Extracted records
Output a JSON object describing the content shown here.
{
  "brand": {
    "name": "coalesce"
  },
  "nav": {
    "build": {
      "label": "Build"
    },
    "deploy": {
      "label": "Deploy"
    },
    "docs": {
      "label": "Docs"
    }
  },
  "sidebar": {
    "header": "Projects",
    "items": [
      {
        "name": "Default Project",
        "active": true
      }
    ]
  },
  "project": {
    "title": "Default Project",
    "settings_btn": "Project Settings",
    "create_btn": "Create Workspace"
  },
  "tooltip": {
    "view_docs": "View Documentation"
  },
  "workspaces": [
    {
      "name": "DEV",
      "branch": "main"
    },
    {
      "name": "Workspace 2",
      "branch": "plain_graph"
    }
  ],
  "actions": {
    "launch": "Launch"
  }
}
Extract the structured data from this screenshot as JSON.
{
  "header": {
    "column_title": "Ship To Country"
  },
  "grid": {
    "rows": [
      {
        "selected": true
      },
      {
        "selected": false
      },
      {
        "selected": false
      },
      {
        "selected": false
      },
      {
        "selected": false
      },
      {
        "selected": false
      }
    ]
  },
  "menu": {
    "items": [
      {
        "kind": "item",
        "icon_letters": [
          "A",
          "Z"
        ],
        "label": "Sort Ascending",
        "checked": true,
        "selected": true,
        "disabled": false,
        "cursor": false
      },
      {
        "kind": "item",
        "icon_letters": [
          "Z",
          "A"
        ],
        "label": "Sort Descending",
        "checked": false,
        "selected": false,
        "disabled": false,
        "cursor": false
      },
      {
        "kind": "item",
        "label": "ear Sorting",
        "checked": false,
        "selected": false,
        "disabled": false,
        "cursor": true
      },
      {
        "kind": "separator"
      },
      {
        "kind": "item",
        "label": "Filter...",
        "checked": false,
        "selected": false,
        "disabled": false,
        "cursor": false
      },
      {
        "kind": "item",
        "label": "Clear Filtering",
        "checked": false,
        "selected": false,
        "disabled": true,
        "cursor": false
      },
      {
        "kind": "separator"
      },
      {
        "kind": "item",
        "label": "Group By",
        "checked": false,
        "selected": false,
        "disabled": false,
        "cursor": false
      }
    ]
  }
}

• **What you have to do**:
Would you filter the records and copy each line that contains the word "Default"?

• **Your solution**:
        "name": "Default Project",
    "title": "Default Project",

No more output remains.